Yes, Pony Painting Parties Are A Thing & Yes, People Are Upset About Them

If you're planning a party inspired by North West and Penelope Disick's unicorn-themed birthday bash, remember to respect the unicorns, people. A new trend called "pony painting parties," in which children draw on real live ponies with colored chalk, is causing a lot of controversy in the UK. While many people argue that pony painting parties are totally kosher, others have pointed out that the activity has a variety of ethical flaws.

It seems as though pony painting parties have been around for years — a 2013 YouTube video shows children not only painting a pony, but also sticking synthetic feathers on the pony. However, the trend has blown up in the last few weeks thanks to a petition calling for the ban of pony painting parties.

The petition, which has already been signed by more than 64,000 people, urges the UK Parliament to ban pony painting parties. "If we urge children to respect objects: cars, smart phones, house walls/patios but smear animals in paint are we teaching them that living beings matter LESS than objects?" the petition reads. "Allowing children to treat animals as play things risks teaching a bullying, self-entitled mentality with a severe lack of empathy."

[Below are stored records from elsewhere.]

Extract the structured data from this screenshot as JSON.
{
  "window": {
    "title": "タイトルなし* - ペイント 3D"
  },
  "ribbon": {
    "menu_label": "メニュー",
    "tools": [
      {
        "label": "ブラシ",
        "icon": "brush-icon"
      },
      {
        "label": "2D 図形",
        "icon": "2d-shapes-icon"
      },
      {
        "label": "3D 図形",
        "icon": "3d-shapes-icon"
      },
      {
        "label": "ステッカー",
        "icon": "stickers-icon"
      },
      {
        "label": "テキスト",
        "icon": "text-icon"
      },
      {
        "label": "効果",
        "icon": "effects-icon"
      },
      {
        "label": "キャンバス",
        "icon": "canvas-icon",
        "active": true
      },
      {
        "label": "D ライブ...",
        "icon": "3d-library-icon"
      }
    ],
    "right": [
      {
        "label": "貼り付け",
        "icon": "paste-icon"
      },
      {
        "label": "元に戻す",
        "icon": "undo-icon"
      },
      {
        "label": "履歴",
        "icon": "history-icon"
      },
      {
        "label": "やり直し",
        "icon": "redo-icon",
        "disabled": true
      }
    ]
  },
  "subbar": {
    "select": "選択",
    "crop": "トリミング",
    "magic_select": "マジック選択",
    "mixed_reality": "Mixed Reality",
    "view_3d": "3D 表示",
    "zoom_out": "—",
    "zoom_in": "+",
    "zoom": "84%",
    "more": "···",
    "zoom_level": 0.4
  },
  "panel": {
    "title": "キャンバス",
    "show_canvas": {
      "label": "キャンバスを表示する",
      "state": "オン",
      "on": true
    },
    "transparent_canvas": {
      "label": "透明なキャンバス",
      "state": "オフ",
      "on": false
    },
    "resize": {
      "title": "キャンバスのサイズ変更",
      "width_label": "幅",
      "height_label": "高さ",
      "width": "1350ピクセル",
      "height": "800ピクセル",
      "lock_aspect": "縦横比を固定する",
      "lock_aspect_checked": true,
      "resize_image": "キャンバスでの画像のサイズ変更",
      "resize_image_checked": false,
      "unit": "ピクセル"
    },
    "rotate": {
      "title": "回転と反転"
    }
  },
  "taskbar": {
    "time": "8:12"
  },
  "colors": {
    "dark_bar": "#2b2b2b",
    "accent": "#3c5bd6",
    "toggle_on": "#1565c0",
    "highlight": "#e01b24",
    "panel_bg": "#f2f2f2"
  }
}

A UK-based company called My Happy Equine is at the center of the controversy, Scary Mommy reported. My Happy Equine makes a product called Pony Mane & Tail Chalks, which are supplied to pony party companies.

Romper spoke with a spokesperson for My Happy Equine, who claimed that her products are safe for horses. "All my products are 100% non toxic and vegan friendly," the spokesperson wrote to Romper. "I don't run pony parties but I do supply the products. I also supply products to colleges who use my paints to teach students the equine anatomy, RDA centres and therapy centres. My paints are not only made for 'painting ponies.'" Additionally, Helen Preece, owner of My Happy Equine, told ITV News that children apply the paints with brushes, so the horses do not even realize that they are being painted.

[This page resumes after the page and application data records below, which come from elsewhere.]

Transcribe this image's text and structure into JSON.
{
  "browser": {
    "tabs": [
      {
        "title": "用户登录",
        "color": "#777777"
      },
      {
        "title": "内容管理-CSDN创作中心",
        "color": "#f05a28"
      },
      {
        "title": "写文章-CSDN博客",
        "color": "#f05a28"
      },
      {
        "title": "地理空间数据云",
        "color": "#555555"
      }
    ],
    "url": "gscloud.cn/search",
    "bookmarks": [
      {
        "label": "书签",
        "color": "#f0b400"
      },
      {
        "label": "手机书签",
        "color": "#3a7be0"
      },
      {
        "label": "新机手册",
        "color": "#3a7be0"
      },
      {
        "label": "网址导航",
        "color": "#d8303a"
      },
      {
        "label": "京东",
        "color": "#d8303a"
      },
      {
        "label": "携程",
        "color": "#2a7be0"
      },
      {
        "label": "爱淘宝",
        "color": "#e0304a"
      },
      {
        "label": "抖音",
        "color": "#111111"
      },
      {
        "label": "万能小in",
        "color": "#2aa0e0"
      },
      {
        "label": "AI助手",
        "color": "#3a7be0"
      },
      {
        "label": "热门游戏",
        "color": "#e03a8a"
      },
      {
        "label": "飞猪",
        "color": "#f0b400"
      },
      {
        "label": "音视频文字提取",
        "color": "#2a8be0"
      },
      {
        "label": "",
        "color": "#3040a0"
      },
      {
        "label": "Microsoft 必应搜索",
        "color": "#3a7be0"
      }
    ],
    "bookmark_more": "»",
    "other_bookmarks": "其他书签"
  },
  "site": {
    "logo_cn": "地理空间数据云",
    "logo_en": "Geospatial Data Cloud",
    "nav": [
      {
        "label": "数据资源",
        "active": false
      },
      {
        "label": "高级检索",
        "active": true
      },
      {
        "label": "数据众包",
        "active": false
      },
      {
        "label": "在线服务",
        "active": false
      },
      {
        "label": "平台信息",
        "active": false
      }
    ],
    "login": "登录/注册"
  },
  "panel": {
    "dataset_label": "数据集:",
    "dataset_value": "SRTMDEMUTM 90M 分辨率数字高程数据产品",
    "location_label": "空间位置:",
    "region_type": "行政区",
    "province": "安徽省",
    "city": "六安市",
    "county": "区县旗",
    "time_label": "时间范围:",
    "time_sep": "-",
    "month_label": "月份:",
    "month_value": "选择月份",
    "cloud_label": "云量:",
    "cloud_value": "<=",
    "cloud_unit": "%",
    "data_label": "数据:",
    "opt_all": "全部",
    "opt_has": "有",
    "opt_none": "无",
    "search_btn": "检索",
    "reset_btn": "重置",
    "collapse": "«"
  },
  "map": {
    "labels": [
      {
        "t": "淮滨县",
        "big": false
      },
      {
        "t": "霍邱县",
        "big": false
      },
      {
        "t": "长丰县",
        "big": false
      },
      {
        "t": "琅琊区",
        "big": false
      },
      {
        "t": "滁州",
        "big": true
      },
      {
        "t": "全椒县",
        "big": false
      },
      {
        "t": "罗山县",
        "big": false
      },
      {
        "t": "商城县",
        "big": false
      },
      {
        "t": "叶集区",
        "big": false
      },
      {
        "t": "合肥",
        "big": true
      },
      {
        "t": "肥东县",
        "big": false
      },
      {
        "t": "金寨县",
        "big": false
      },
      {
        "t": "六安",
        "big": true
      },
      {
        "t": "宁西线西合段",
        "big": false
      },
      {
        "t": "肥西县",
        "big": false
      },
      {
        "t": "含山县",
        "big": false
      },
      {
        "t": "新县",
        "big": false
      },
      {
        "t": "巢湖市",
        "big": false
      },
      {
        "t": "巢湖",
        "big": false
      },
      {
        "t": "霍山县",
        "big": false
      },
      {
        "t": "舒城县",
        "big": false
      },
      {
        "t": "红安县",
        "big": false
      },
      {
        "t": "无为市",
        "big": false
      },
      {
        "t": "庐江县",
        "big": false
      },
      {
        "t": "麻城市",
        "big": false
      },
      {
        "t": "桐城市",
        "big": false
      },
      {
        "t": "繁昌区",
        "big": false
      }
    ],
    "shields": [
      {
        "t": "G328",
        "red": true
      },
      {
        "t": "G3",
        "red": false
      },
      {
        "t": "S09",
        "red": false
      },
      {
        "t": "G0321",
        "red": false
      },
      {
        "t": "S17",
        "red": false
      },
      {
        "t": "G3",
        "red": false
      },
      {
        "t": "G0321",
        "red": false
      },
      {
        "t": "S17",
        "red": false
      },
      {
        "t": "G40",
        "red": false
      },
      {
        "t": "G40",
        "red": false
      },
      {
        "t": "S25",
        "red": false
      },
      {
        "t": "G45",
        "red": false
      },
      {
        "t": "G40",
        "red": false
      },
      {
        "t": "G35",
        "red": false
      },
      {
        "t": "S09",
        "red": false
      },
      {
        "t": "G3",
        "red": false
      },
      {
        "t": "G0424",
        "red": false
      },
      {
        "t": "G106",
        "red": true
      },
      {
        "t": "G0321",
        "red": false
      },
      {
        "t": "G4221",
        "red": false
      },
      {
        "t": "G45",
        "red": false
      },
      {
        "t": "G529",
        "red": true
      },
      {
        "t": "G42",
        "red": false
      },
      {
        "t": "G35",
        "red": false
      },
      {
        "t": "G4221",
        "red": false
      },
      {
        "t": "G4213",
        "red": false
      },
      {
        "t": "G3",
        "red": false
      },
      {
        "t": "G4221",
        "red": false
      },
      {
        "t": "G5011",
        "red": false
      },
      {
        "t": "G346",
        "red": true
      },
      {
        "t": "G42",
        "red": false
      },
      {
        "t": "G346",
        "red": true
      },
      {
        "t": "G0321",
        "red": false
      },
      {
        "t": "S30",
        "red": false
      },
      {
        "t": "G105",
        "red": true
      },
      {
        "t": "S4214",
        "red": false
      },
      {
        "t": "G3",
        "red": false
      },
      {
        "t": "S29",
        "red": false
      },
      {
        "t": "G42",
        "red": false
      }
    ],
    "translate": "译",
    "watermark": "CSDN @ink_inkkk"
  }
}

A spokesperson for Diddy Pony Parties, a UK-based company that provides pony rentals for parties, spoke with The Sun about the petition. The spokesperson told the outlet:

DPP places pony welfare as its highest priority and all activities are supervised by knowledgeable and caring equine professionals. All materials used in our parties are certified safe for use on animals and specifically equines.

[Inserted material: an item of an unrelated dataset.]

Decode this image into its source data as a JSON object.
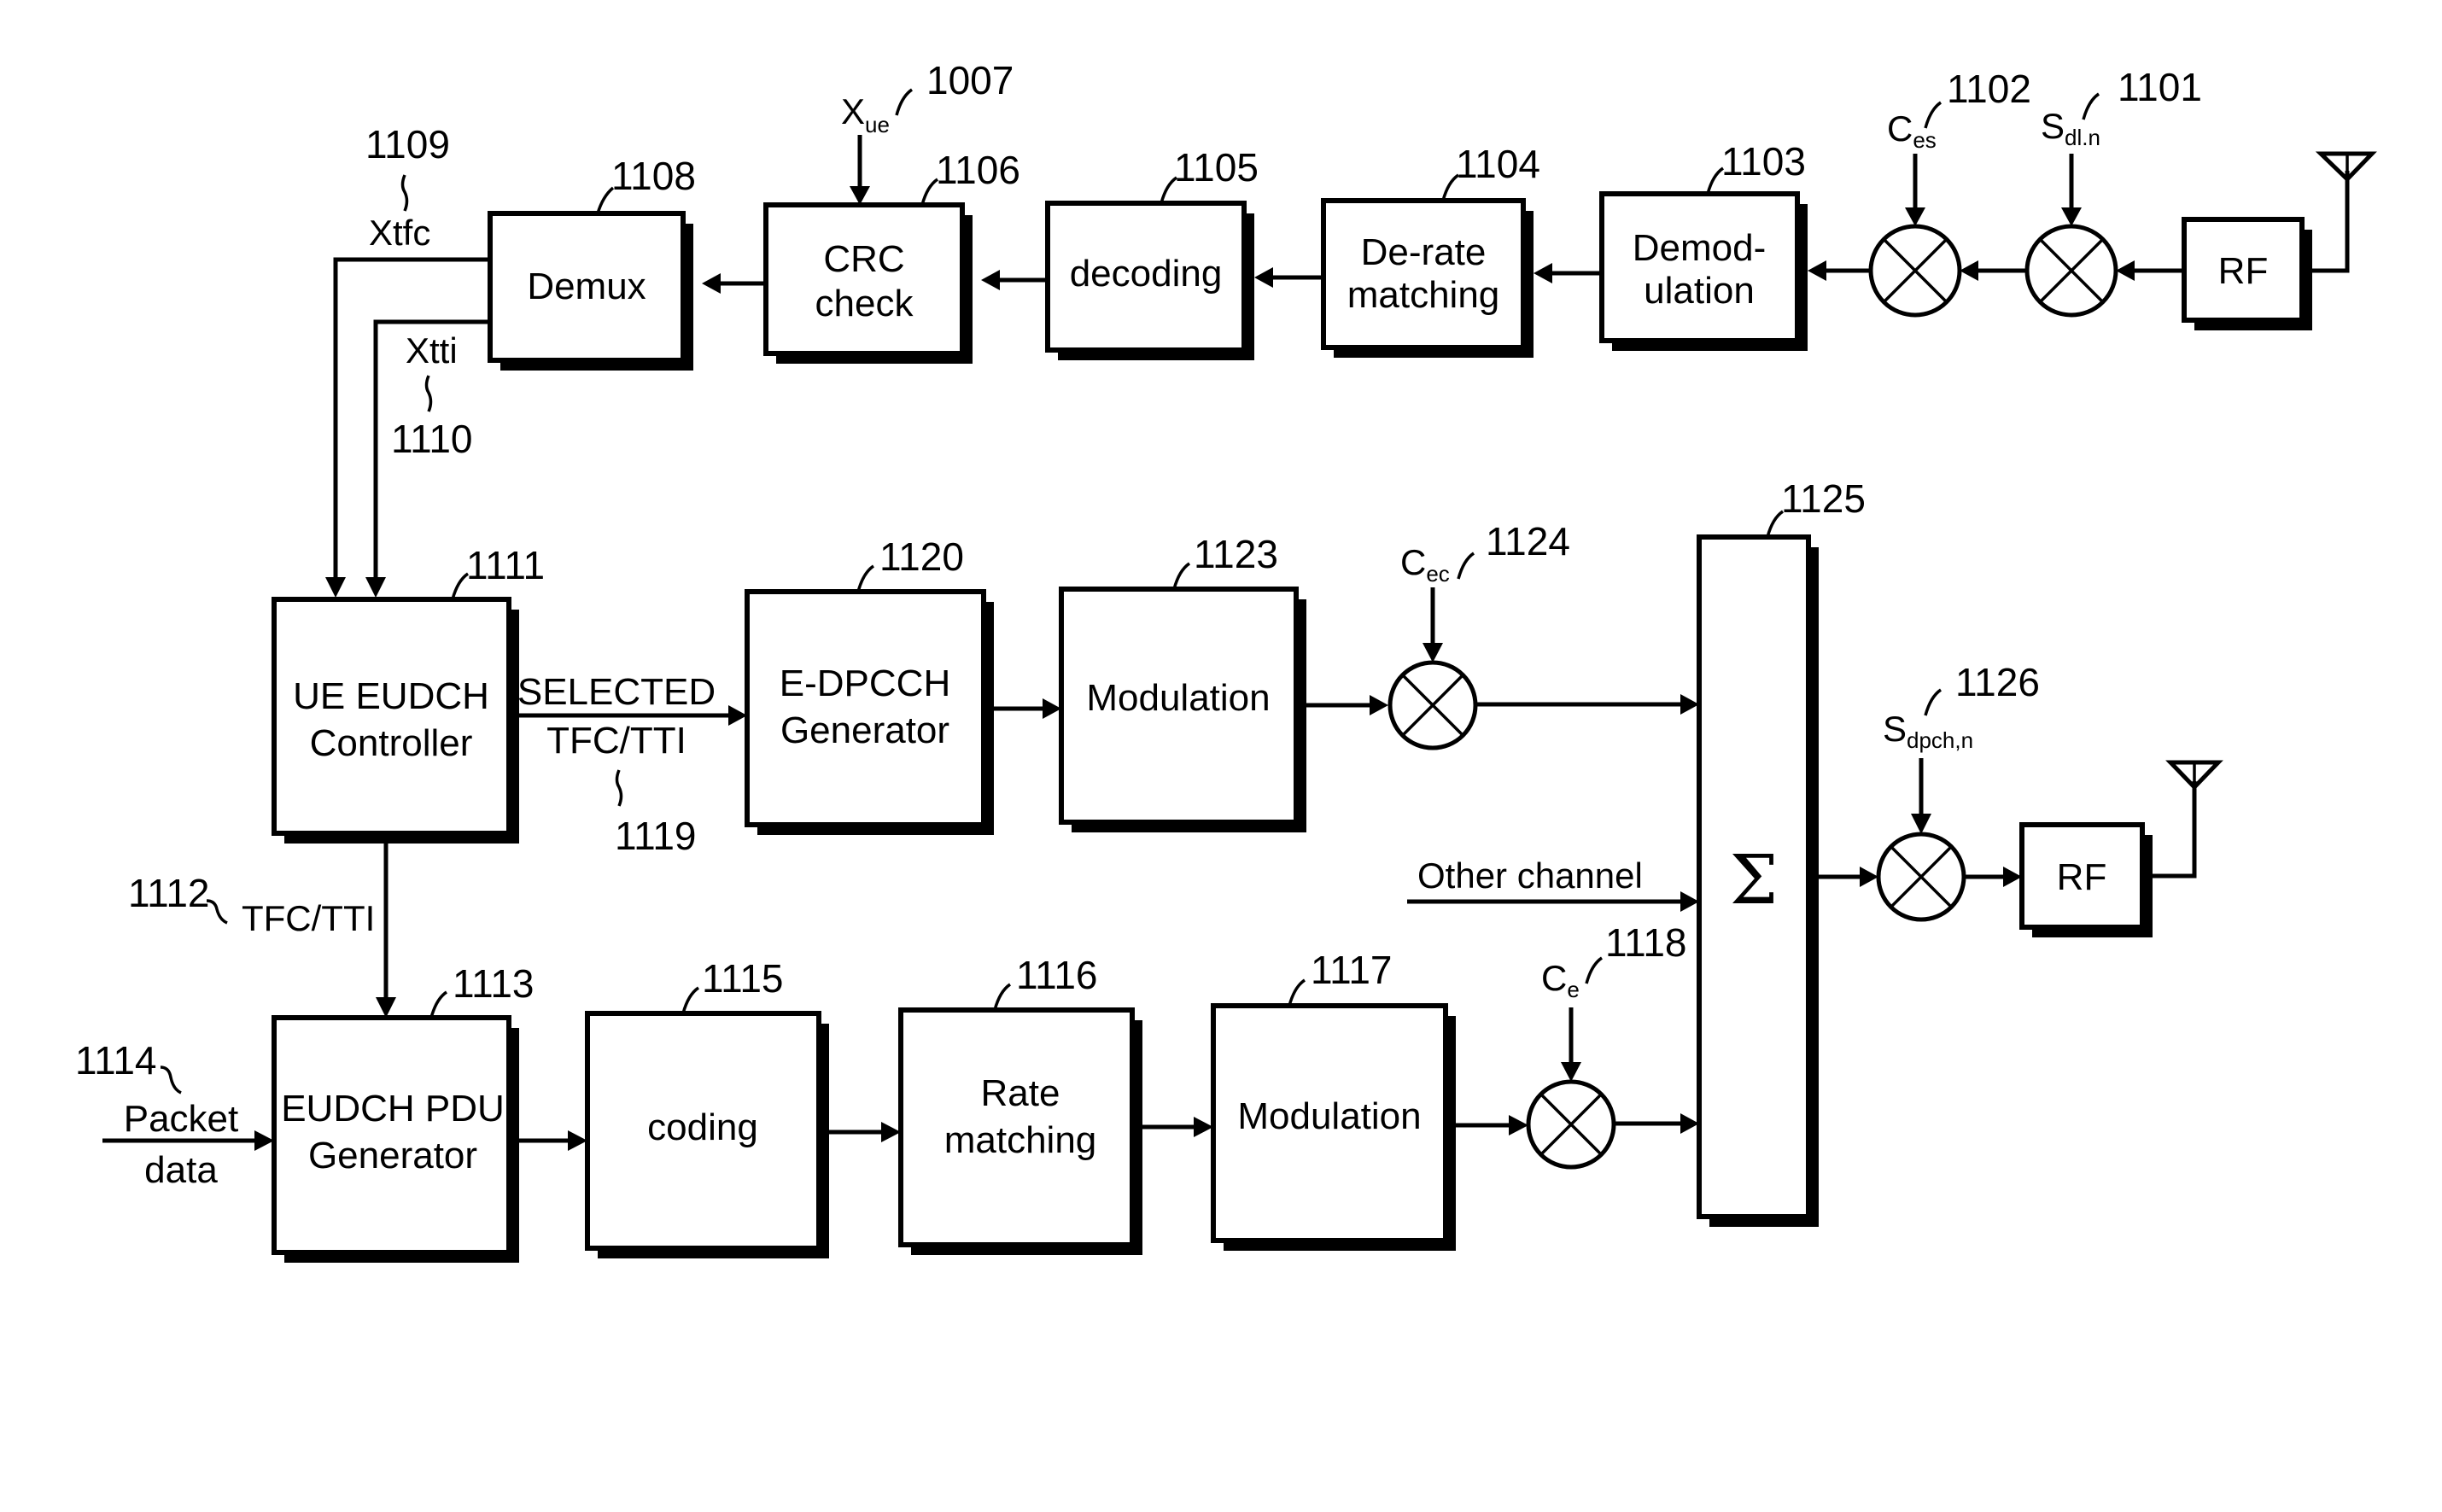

Diddy Pony Parties did not immediately return Romper's request for comment.

Conversely, many animal rights activists feel that it is unethical to exploit animals for human enjoyment. Colleen O'Brien, Vice President of People for the Ethical Treatment of Animals (PETA), sent Romper a statement about the trend via email. She explained that animals are not props, but sentient, smart animals who do not need to be exploited for entertainment when there are alternatives. She said:

The first lesson that a child should be taught is the Golden Rule—to treat others as you would wish to be treated. So if children wouldn't like to be forced to stand still while someone paints and draws all over their bodies, it's wrong to subject ponies to the same treatment. Allowing kids to treat animals like coloring books is a lesson in insensitivity to which no thoughtful parents would expose their children. Ponies and horses aren't party props—they're intelligent, complex animals who should be appreciated for their natural beauty. They're also sensitive and easily spooked—a child might even be kicked by a stressed pony who has been forced to endure a party environment with loud music and excitable kids. Animal exploitation has no place at a children's party, and PETA urges parents to opt instead for cruelty-free activities, such as finger painting or face painting.

A Facebook user named Joe Callister's post about the parties has gone viral over the past week. In the post, he explains that even though the pony painting products may not cause damage to the ponies, it's still wrong to assert human power over animals in this way. He wrote:

It teaches us to objectify and use. It teaches us that if human animals are being made to feel happy, we can disregard the non-human animals. It's disgusting, disrespectful and unjust ... This post is not about welfare/mistreatment or the overall effect the activity has on the pony. It is about abusing power. When we are needlessly commodifying others as a resource for our use, we are abusing our power of abilities.

Even though My Happy Equine's (and other companies') paints may be totally safe for ponies, the issue is more that pony painting parties exploit animals unnecessarily. So for your child's next birthday party, maybe stick to good old fashioned finger painting.